Americans have long been fans of remote food ordering and pickup options, with the most recent data revealing that they spend an average of $1,200 annually on drive-thru purchases.
These and other ordering innovations have taken on new significance for quick-service-restaurants (QSRs) over the past year, however, with drive-thru and mobile ordering channels becoming must-haves as dining rooms closed or had their capacity limits trimmed.
Some restaurants were ahead of the trend in catering to consumers’ increased demands for drive-thru experiences, including Portillo’s. Dick Portillo originally launched the QSR in 1963 as The Dog House, a small hot dog stand in suburban Chicago. He changed its name to Portillo’s several years later, added more locations and made drive-thru the chain’s centerpiece. The restaurant serves Chicago-style hot dogs and Italian beef sandwiches at 65 locations across eight states.
John Isbell, Portillo’s vice president of Learning and Development, said the QSR’s locations have had multiple drive-thru lanes since the late 1960s. The feature has given it a leg up on other chains that only recently added drive-thru or expanded the number of lanes they offer.
“We were lucky enough to already have … really robust multilane drive-thrus,” Isbell told PYMNTS. “We’ve always had lines going through our drive-thru at all times, and we’ve always had multiple lanes where our parking lots will allow. Our new locations will have three lanes.”
Portillo’s has always featured order takers and food runners who bring food to customers in their vehicles, Isbell said, and it has worked with third-party delivery services in recent years. The chain still had to make one major change last spring that required an immediate pivot, however.
“We didn’t have curbside pickup when the pandemic started,” he explained. “My boss came and said, ‘I need curbside, and I really would like to start tomorrow.’ We turned around a model in 24 hours that allowed a curbside system. We didn’t get much sleep that night.”
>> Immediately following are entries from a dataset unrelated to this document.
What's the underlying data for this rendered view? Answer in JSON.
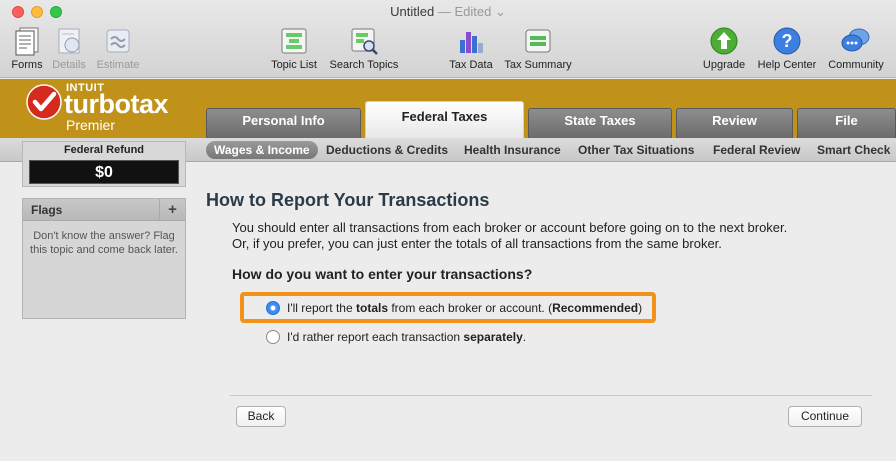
{
  "window": {
    "title": "Untitled",
    "edited": "— Edited ⌄"
  },
  "toolbar": {
    "left": [
      {
        "label": "Forms",
        "icon": "forms-icon",
        "enabled": true
      },
      {
        "label": "Details",
        "icon": "details-icon",
        "enabled": false
      },
      {
        "label": "Estimate",
        "icon": "estimate-icon",
        "enabled": false
      }
    ],
    "center": [
      {
        "label": "Topic List",
        "icon": "topic-list-icon"
      },
      {
        "label": "Search Topics",
        "icon": "search-topics-icon"
      },
      {
        "label": "Tax Data",
        "icon": "tax-data-icon"
      },
      {
        "label": "Tax Summary",
        "icon": "tax-summary-icon"
      }
    ],
    "right": [
      {
        "label": "Upgrade",
        "icon": "upgrade-icon"
      },
      {
        "label": "Help Center",
        "icon": "help-center-icon"
      },
      {
        "label": "Community",
        "icon": "community-icon"
      }
    ]
  },
  "brand": {
    "intuit": "INTUIT",
    "name": "turbotax",
    "edition": "Premier",
    "color": "#c0921a"
  },
  "main_tabs": [
    {
      "label": "Personal Info",
      "active": false
    },
    {
      "label": "Federal Taxes",
      "active": true
    },
    {
      "label": "State Taxes",
      "active": false
    },
    {
      "label": "Review",
      "active": false
    },
    {
      "label": "File",
      "active": false
    }
  ],
  "sub_tabs": [
    {
      "label": "Wages & Income",
      "active": true
    },
    {
      "label": "Deductions & Credits",
      "active": false
    },
    {
      "label": "Health Insurance",
      "active": false
    },
    {
      "label": "Other Tax Situations",
      "active": false
    },
    {
      "label": "Federal Review",
      "active": false
    },
    {
      "label": "Smart Check",
      "active": false
    }
  ],
  "sidebar": {
    "refund_label": "Federal Refund",
    "refund_value": "$0",
    "flags_title": "Flags",
    "flags_add": "+",
    "flags_message": "Don't know the answer? Flag this topic and come back later."
  },
  "main": {
    "title": "How to Report Your Transactions",
    "intro_line1": "You should enter all transactions from each broker or account before going on to the next broker.",
    "intro_line2": "Or, if you prefer, you can just enter the totals of all transactions from the same broker.",
    "question": "How do you want to enter your transactions?",
    "option1": {
      "pre": "I'll report the ",
      "bold": "totals",
      "mid": " from each broker or account. (",
      "bold2": "Recommended",
      "post": ")",
      "selected": true
    },
    "option2": {
      "pre": "I'd rather report each transaction ",
      "bold": "separately",
      "post": ".",
      "selected": false
    },
    "highlight_color": "#f29218",
    "back_label": "Back",
    "continue_label": "Continue"
  }
}
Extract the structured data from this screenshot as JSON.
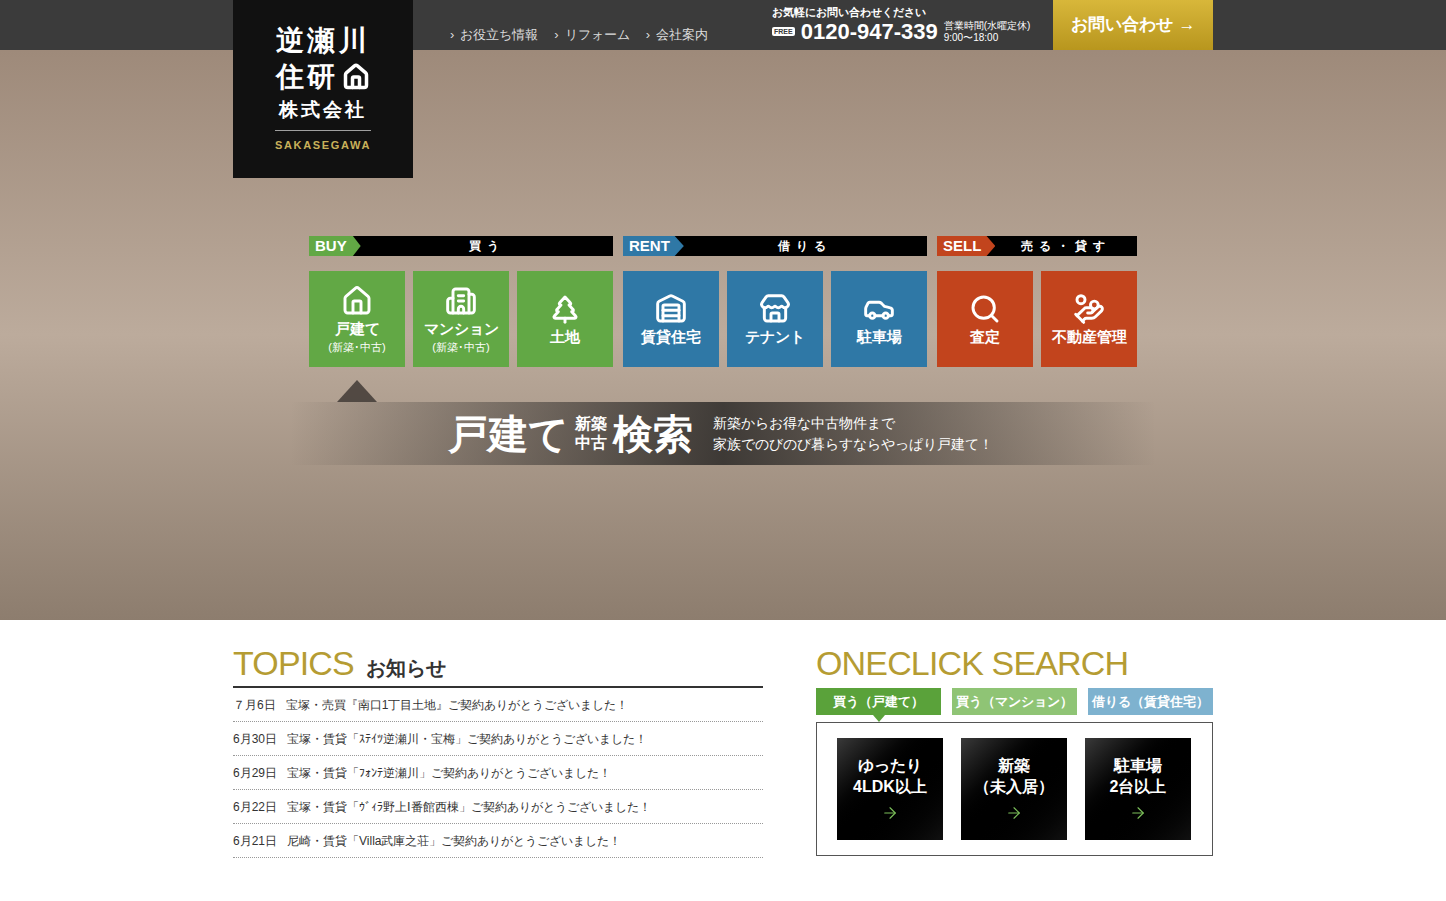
{
  "header": {
    "logo": {
      "lines": [
        "逆瀬川",
        "住研",
        "株式会社"
      ],
      "romaji": "SAKASEGAWA"
    },
    "nav": [
      {
        "marker": "›",
        "label": "お役立ち情報"
      },
      {
        "marker": "›",
        "label": "リフォーム"
      },
      {
        "marker": "›",
        "label": "会社案内"
      }
    ],
    "phone": {
      "caption": "お気軽にお問い合わせください",
      "badge": "FREE",
      "number": "0120-947-339",
      "hours_label": "営業時間(水曜定休)",
      "hours": "9:00〜18:00"
    },
    "contact_button": {
      "label": "お問い合わせ",
      "arrow": "→"
    }
  },
  "hero": {
    "groups": [
      {
        "tag": "BUY",
        "title": "買う",
        "color": "#62a845",
        "items": [
          {
            "label": "戸建て",
            "sub": "(新築･中古)",
            "selected": true
          },
          {
            "label": "マンション",
            "sub": "(新築･中古)",
            "selected": false
          },
          {
            "label": "土地",
            "sub": "",
            "selected": false
          }
        ]
      },
      {
        "tag": "RENT",
        "title": "借りる",
        "color": "#2f78a6",
        "items": [
          {
            "label": "賃貸住宅",
            "sub": "",
            "selected": false
          },
          {
            "label": "テナント",
            "sub": "",
            "selected": false
          },
          {
            "label": "駐車場",
            "sub": "",
            "selected": false
          }
        ]
      },
      {
        "tag": "SELL",
        "title": "売る・貸す",
        "color": "#c2441d",
        "items": [
          {
            "label": "査定",
            "sub": "",
            "selected": false
          },
          {
            "label": "不動産管理",
            "sub": "",
            "selected": false
          }
        ]
      }
    ],
    "banner": {
      "title": "戸建て",
      "stack": [
        "新築",
        "中古"
      ],
      "suffix": "検索",
      "lines": [
        "新築からお得な中古物件まで",
        "家族でのびのび暮らすならやっぱり戸建て！"
      ]
    }
  },
  "topics": {
    "title": "TOPICS",
    "subtitle": "お知らせ",
    "items": [
      {
        "date": "７月6日",
        "text": "宝塚・売買『南口1丁目土地』ご契約ありがとうございました！"
      },
      {
        "date": "6月30日",
        "text": "宝塚・賃貸「ｽﾃｲﾂ逆瀬川・宝梅」ご契約ありがとうございました！"
      },
      {
        "date": "6月29日",
        "text": "宝塚・賃貸「ﾌｫﾝﾃ逆瀬川」ご契約ありがとうございました！"
      },
      {
        "date": "6月22日",
        "text": "宝塚・賃貸「ｳﾞｨﾗ野上Ⅰ番館西棟」ご契約ありがとうございました！"
      },
      {
        "date": "6月21日",
        "text": "尼崎・賃貸「Villa武庫之荘」ご契約ありがとうございました！"
      }
    ]
  },
  "oneclick": {
    "title": "ONECLICK SEARCH",
    "tabs": [
      {
        "label": "買う（戸建て）",
        "selected": true,
        "color": "#5aa23a"
      },
      {
        "label": "買う（マンション）",
        "selected": false,
        "color": "#8fc475"
      },
      {
        "label": "借りる（賃貸住宅）",
        "selected": false,
        "color": "#7eb2cf"
      }
    ],
    "cards": [
      {
        "lines": [
          "ゆったり",
          "4LDK以上"
        ]
      },
      {
        "lines": [
          "新築",
          "（未入居）"
        ]
      },
      {
        "lines": [
          "駐車場",
          "2台以上"
        ]
      }
    ]
  }
}
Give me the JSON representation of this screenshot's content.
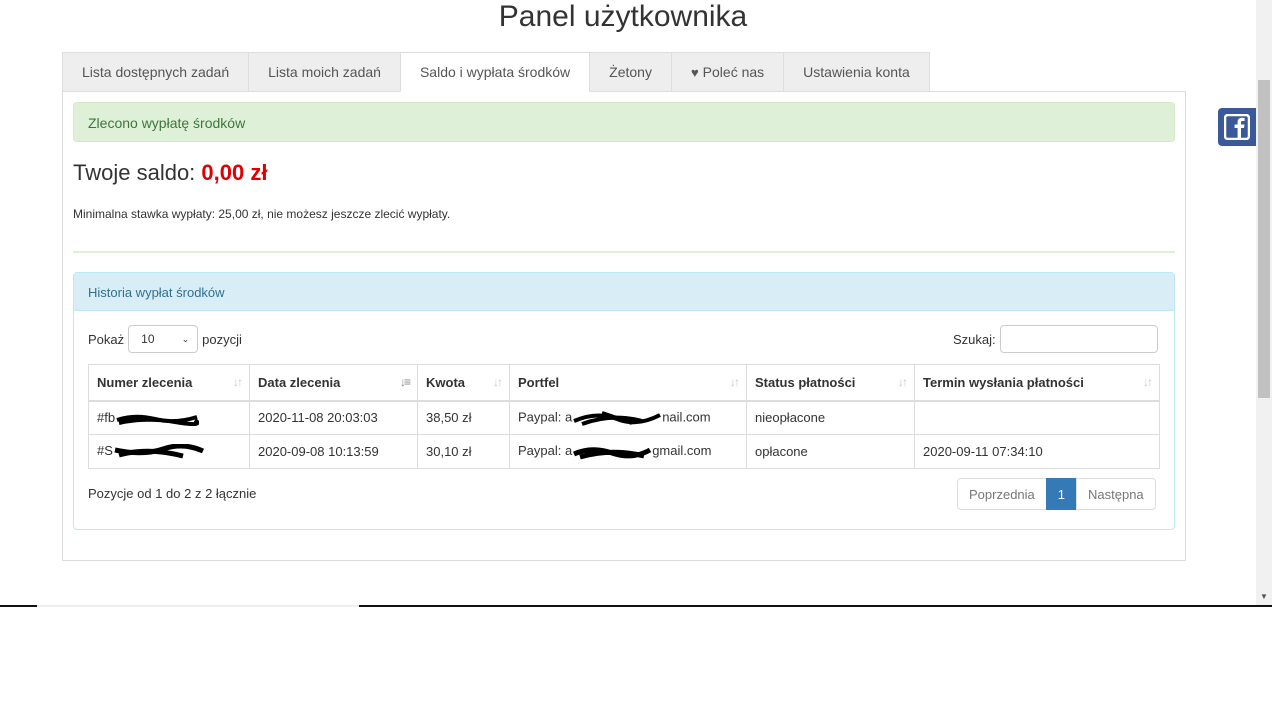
{
  "page": {
    "title": "Panel użytkownika"
  },
  "tabs": [
    {
      "label": "Lista dostępnych zadań"
    },
    {
      "label": "Lista moich zadań"
    },
    {
      "label": "Saldo i wypłata środków"
    },
    {
      "label": "Żetony"
    },
    {
      "label": "Poleć nas"
    },
    {
      "label": "Ustawienia konta"
    }
  ],
  "alert": {
    "text": "Zlecono wypłatę środków"
  },
  "balance": {
    "label": "Twoje saldo:",
    "amount": "0,00 zł"
  },
  "min_note": "Minimalna stawka wypłaty: 25,00 zł, nie możesz jeszcze zlecić wypłaty.",
  "history": {
    "title": "Historia wypłat środków",
    "length": {
      "before": "Pokaż",
      "value": "10",
      "after": "pozycji"
    },
    "search_label": "Szukaj:",
    "columns": [
      "Numer zlecenia",
      "Data zlecenia",
      "Kwota",
      "Portfel",
      "Status płatności",
      "Termin wysłania płatności"
    ],
    "rows": [
      {
        "id_prefix": "#fb",
        "date": "2020-11-08 20:03:03",
        "amount": "38,50 zł",
        "wallet_prefix": "Paypal: a",
        "wallet_suffix": "nail.com",
        "status": "nieopłacone",
        "sent": ""
      },
      {
        "id_prefix": "#S",
        "date": "2020-09-08 10:13:59",
        "amount": "30,10 zł",
        "wallet_prefix": "Paypal: a",
        "wallet_suffix": "gmail.com",
        "status": "opłacone",
        "sent": "2020-09-11 07:34:10"
      }
    ],
    "info": "Pozycje od 1 do 2 z 2 łącznie",
    "pager": {
      "prev": "Poprzednia",
      "current": "1",
      "next": "Następna"
    }
  },
  "icons": {
    "favorite": "heart-icon",
    "social": "facebook-icon"
  },
  "colors": {
    "balance_amount": "#e00000",
    "alert_bg": "#dff0d8",
    "pager_active": "#337ab7",
    "facebook": "#3b5998"
  }
}
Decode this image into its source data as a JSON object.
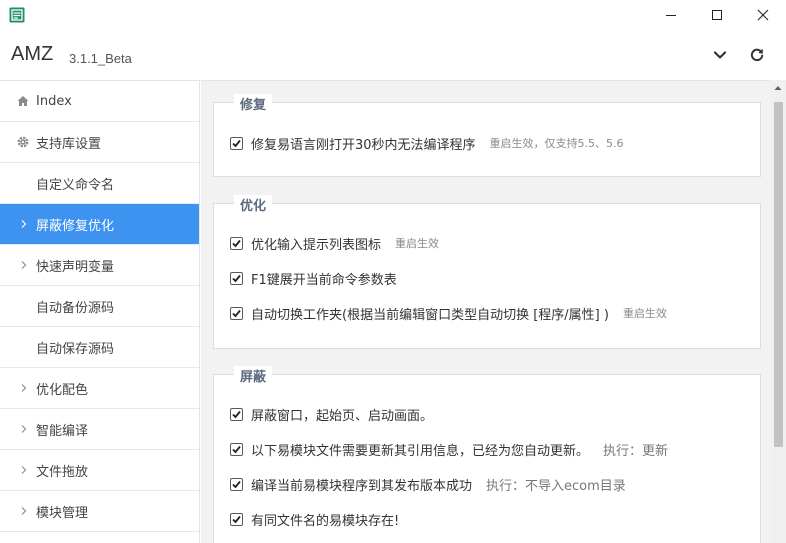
{
  "window": {
    "app_name": "AMZ",
    "version": "3.1.1_Beta"
  },
  "colors": {
    "accent": "#3e93f1",
    "section_title": "#5c6b7d",
    "content_bg": "#f2f2f2"
  },
  "sidebar": {
    "items": [
      {
        "label": "Index",
        "icon": "home-icon"
      },
      {
        "label": "支持库设置",
        "icon": "gear-icon"
      },
      {
        "label": "自定义命令名",
        "icon": ""
      },
      {
        "label": "屏蔽修复优化",
        "icon": "chevron-right-icon",
        "active": true
      },
      {
        "label": "快速声明变量",
        "icon": "chevron-right-icon"
      },
      {
        "label": "自动备份源码",
        "icon": ""
      },
      {
        "label": "自动保存源码",
        "icon": ""
      },
      {
        "label": "优化配色",
        "icon": "chevron-right-icon"
      },
      {
        "label": "智能编译",
        "icon": "chevron-right-icon"
      },
      {
        "label": "文件拖放",
        "icon": "chevron-right-icon"
      },
      {
        "label": "模块管理",
        "icon": "chevron-right-icon"
      }
    ]
  },
  "sections": {
    "fix": {
      "title": "修复",
      "options": [
        {
          "label": "修复易语言刚打开30秒内无法编译程序",
          "note": "重启生效，仅支持5.5、5.6",
          "checked": true
        }
      ]
    },
    "optimize": {
      "title": "优化",
      "options": [
        {
          "label": "优化输入提示列表图标",
          "note": "重启生效",
          "checked": true
        },
        {
          "label": "F1键展开当前命令参数表",
          "note": "",
          "checked": true
        },
        {
          "label": "自动切换工作夹(根据当前编辑窗口类型自动切换 [程序/属性] )",
          "note": "重启生效",
          "checked": true
        }
      ]
    },
    "block": {
      "title": "屏蔽",
      "options": [
        {
          "label": "屏蔽窗口，起始页、启动画面。",
          "note": "",
          "checked": true
        },
        {
          "label": "以下易模块文件需要更新其引用信息，已经为您自动更新。",
          "note": "执行：更新",
          "checked": true
        },
        {
          "label": "编译当前易模块程序到其发布版本成功",
          "note": "执行：不导入ecom目录",
          "checked": true
        },
        {
          "label": "有同文件名的易模块存在!",
          "note": "",
          "checked": true
        }
      ]
    }
  }
}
Isbell said that drive-thru sales have been especially healthy since last April, and they have played a crucial role in helping Portillo’s and QSRs like it weather the turmoil of the last year. They cannot make up for losses in the chain’s dining rooms due to health restrictions and other safety-related measures despite this, he noted.
“If you actually look at the numbers in the Chicago area, we were No. 1 in sales for a QSR through the entire pandemic,” Isbell said. “Obviously, drive-thru made up for a lot of the losses, but you’re not going to make up for all of the losses.”
Obtaining and analyzing detailed data can be key to helping QSRs make sure their drive-thru operations are up to snuff. Isbell said that Portillo’s is constantly mining data from its mobile point-of-sale (POS) system, which it can use to determine whether restaurants are making any traffic flow-related mistakes at the drive-thru and whether any of the lanes need to be reconfigured.
“We can look at how fast are things being made, how quickly customers are getting through the drive-thru and anything we are not doing right so we can correct them,” he said. “That data makes sure we’re delivering the best possible experience for customers.”
Upgrading The Mobile Experience
QSRs nationwide are also investing in their mobile ordering options to meet customers’ new needs, and these innovations can be harnessed to enhance the drive-thru experience. Portillo’s, for example, has added geofencing, which allows customers who order from their phones to determine where restaurants are, which location is closest, and which can deliver or prepare an order the fastest.
Customers who order using Portillo’s mobile app can even avoid drive-thru lanes, which the chain typically reserves for diners who have not ordered ahead. Those who do enter drive-thru lanes can expect to spend six to eight minutes waiting while their orders are made from scratch.
“Since we’ve added curbside, there’s really no reason to go through the drive-thru unless you want to because our lines are very long,” Isbell said. “Order from our app and [employees can] bring the food right out to you, or have it delivered.”
Isbell said that all Portillo’s locations, with the exception of those in Michigan, are now open for dine-in service and operating at 50 percent or greater capacity. But industry experts say that QSRs should continue to focus their efforts on drive-thru ordering, order-ahead service and delivery. Innovations that can ease or enhance these processes will be key to helping restaurants keep customers satisfied in the years ahead, even as their physical operations slowly get back up to speed.